When a thousand things are thrown at you each day it can become overwhelming if you don't learn how to put first things first. We need to constantly be filtering and sorting the demands and requests on our time. Yet before you can begin to determine what is a priority and what is not, you need know your primary purpose(s) for the day, the week, the year. Once you know this you can ask yourself these questions as you prioritize your day:
- Does this support or enhance my purpose for today/week/year?
- Is this a crisis or emergency?
- Is this preparing for an important deadline?
- Does this support relationship development?
- Does this support team/leadership development?

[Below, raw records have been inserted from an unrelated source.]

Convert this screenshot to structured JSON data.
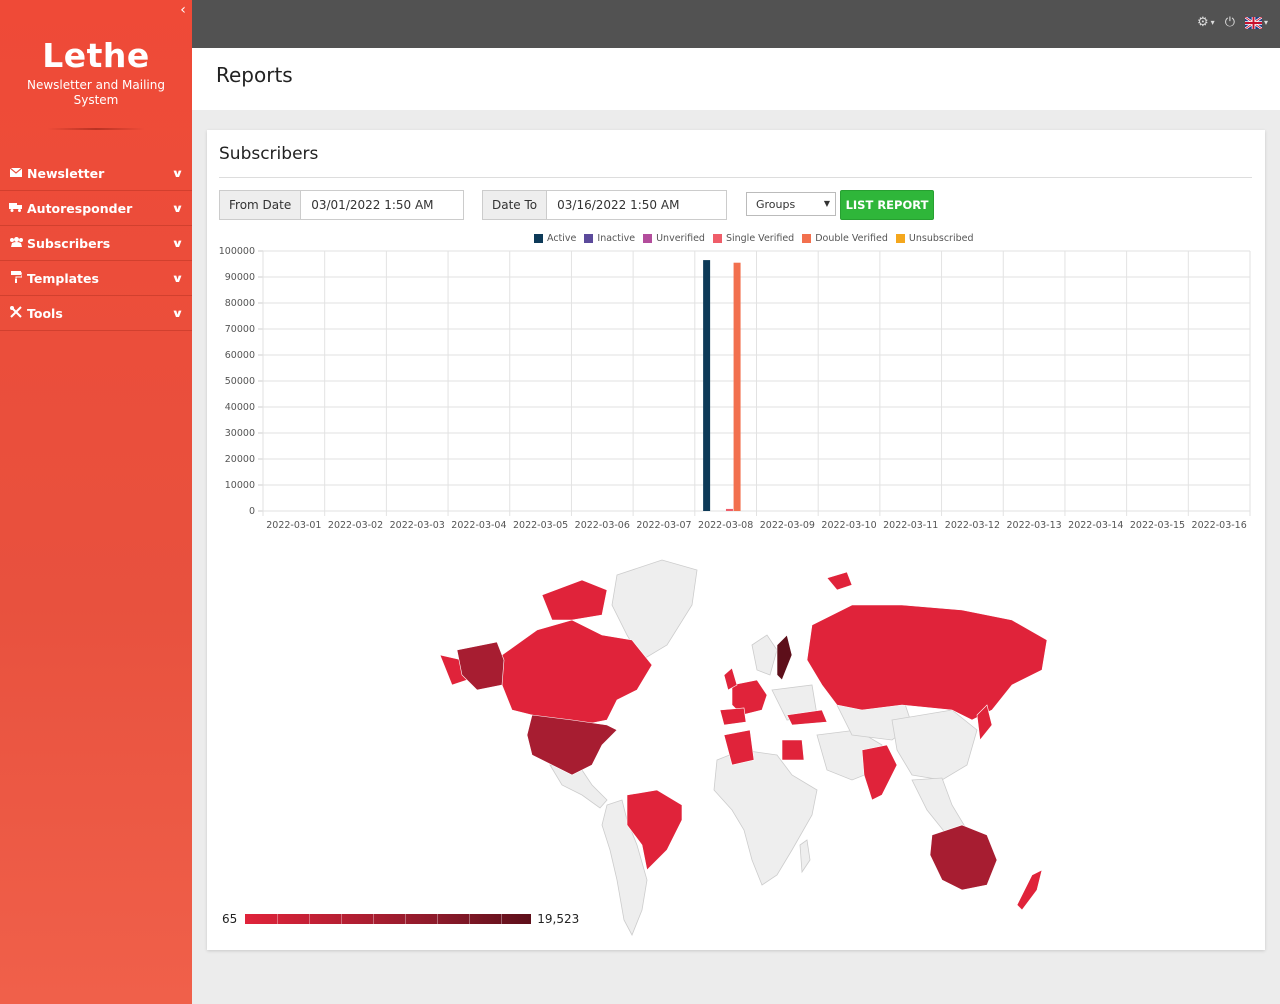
{
  "app": {
    "brand_title": "Lethe",
    "brand_subtitle": "Newsletter and Mailing System",
    "collapse_icon": "chevron-left-icon"
  },
  "sidebar": {
    "items": [
      {
        "label": "Newsletter",
        "icon": "envelope-icon"
      },
      {
        "label": "Autoresponder",
        "icon": "truck-icon"
      },
      {
        "label": "Subscribers",
        "icon": "users-icon"
      },
      {
        "label": "Templates",
        "icon": "paint-roller-icon"
      },
      {
        "label": "Tools",
        "icon": "tools-icon"
      }
    ]
  },
  "topbar": {
    "icons": [
      "gear-icon",
      "power-icon",
      "uk-flag-icon"
    ]
  },
  "page": {
    "title": "Reports"
  },
  "card": {
    "title": "Subscribers",
    "filters": {
      "from_label": "From Date",
      "from_value": "03/01/2022 1:50 AM",
      "to_label": "Date To",
      "to_value": "03/16/2022 1:50 AM",
      "groups_label": "Groups",
      "button_label": "LIST REPORT"
    }
  },
  "chart_data": {
    "type": "bar",
    "categories": [
      "2022-03-01",
      "2022-03-02",
      "2022-03-03",
      "2022-03-04",
      "2022-03-05",
      "2022-03-06",
      "2022-03-07",
      "2022-03-08",
      "2022-03-09",
      "2022-03-10",
      "2022-03-11",
      "2022-03-12",
      "2022-03-13",
      "2022-03-14",
      "2022-03-15",
      "2022-03-16"
    ],
    "series": [
      {
        "name": "Active",
        "color": "#0d3a58",
        "values": [
          0,
          0,
          0,
          0,
          0,
          0,
          0,
          96500,
          0,
          0,
          0,
          0,
          0,
          0,
          0,
          0
        ]
      },
      {
        "name": "Inactive",
        "color": "#5b4a9b",
        "values": [
          0,
          0,
          0,
          0,
          0,
          0,
          0,
          0,
          0,
          0,
          0,
          0,
          0,
          0,
          0,
          0
        ]
      },
      {
        "name": "Unverified",
        "color": "#b34d9c",
        "values": [
          0,
          0,
          0,
          0,
          0,
          0,
          0,
          0,
          0,
          0,
          0,
          0,
          0,
          0,
          0,
          0
        ]
      },
      {
        "name": "Single Verified",
        "color": "#ef5d69",
        "values": [
          0,
          0,
          0,
          0,
          0,
          0,
          0,
          800,
          0,
          0,
          0,
          0,
          0,
          0,
          0,
          0
        ]
      },
      {
        "name": "Double Verified",
        "color": "#f2704e",
        "values": [
          0,
          0,
          0,
          0,
          0,
          0,
          0,
          95500,
          0,
          0,
          0,
          0,
          0,
          0,
          0,
          0
        ]
      },
      {
        "name": "Unsubscribed",
        "color": "#f4a71d",
        "values": [
          0,
          0,
          0,
          0,
          0,
          0,
          0,
          0,
          0,
          0,
          0,
          0,
          0,
          0,
          0,
          0
        ]
      }
    ],
    "yticks": [
      "100000",
      "90000",
      "80000",
      "70000",
      "60000",
      "50000",
      "40000",
      "30000",
      "20000",
      "10000",
      "0"
    ],
    "ylim": [
      0,
      100000
    ],
    "grid": true,
    "legend_position": "top"
  },
  "map": {
    "scale_min": "65",
    "scale_max": "19,523",
    "colors": {
      "low": "#e0233a",
      "mid": "#a71d31",
      "high": "#5d0f1a",
      "none": "#eeeeee",
      "border": "#cccccc"
    }
  }
}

If you answer no to any of the above questions then add the item to your to-do list knowing you will get to it eventually. Just make sure that "eventually" actually comes and is timely. If you put these demands off for too long then you will lose trust from those who forged the necessity to begin with. Whatever they were asking of you had some kind of meaning to them, so don't dismiss it or forget about it. Opposite of that, if you give equal attention to every task that appears to be urgent, your day will be consumed with non-important emergencies and you will constantly feel like you are playing whack-a-mole. There is a disclaimer here -- sometimes when you first start at an organization and are learning the people, the systems, and the daily, you may be functioning more in the whack-a-mole state of mind until you can structure things in a way that fits with your beliefs and vision. But don't live here. If you do you will get burnt out and be functioning in a constantly stressed out condition.
Dwight Eisenhower created a Time Management Matrix that Stephen Covey later shared in his book, The 7 Habits of Highly Effective People. When using this quadrant your daily activities can be broken down into 4 quadrants.

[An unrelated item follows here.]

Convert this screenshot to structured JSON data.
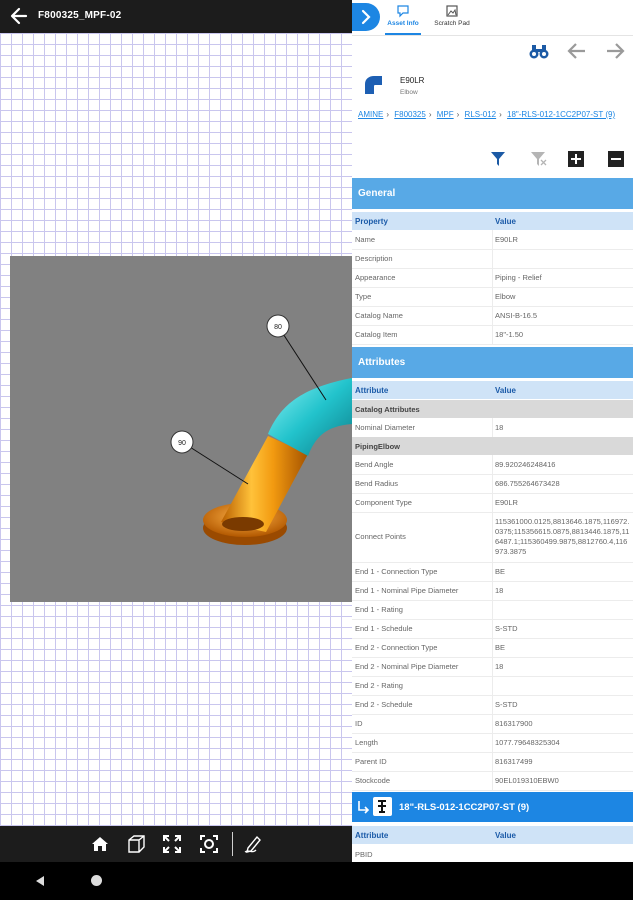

Anything that support or enhances your purpose, is an actual emergency, sustains or builds a relationship within your organization, or sustains or builds you as a professional would definitely fall within the "urgent and important" quadrant. This is where the magic happens, yet it is the quadrant that is most often neglected.
Although not everything that consumes our day can be planned, if we start by planning out what we do know it helps our frame of mind as we filter through the several tasks that come across our radar. I've shared a day planner for you to use as you set the tone for your day.
Try adopting this way of thinking. Filter tasks and prioritize your day. Prior to doing something evaluate it by asking the five questions above. In time, you will feel more in control of your day and you will realize your goals more swiftly than ever before.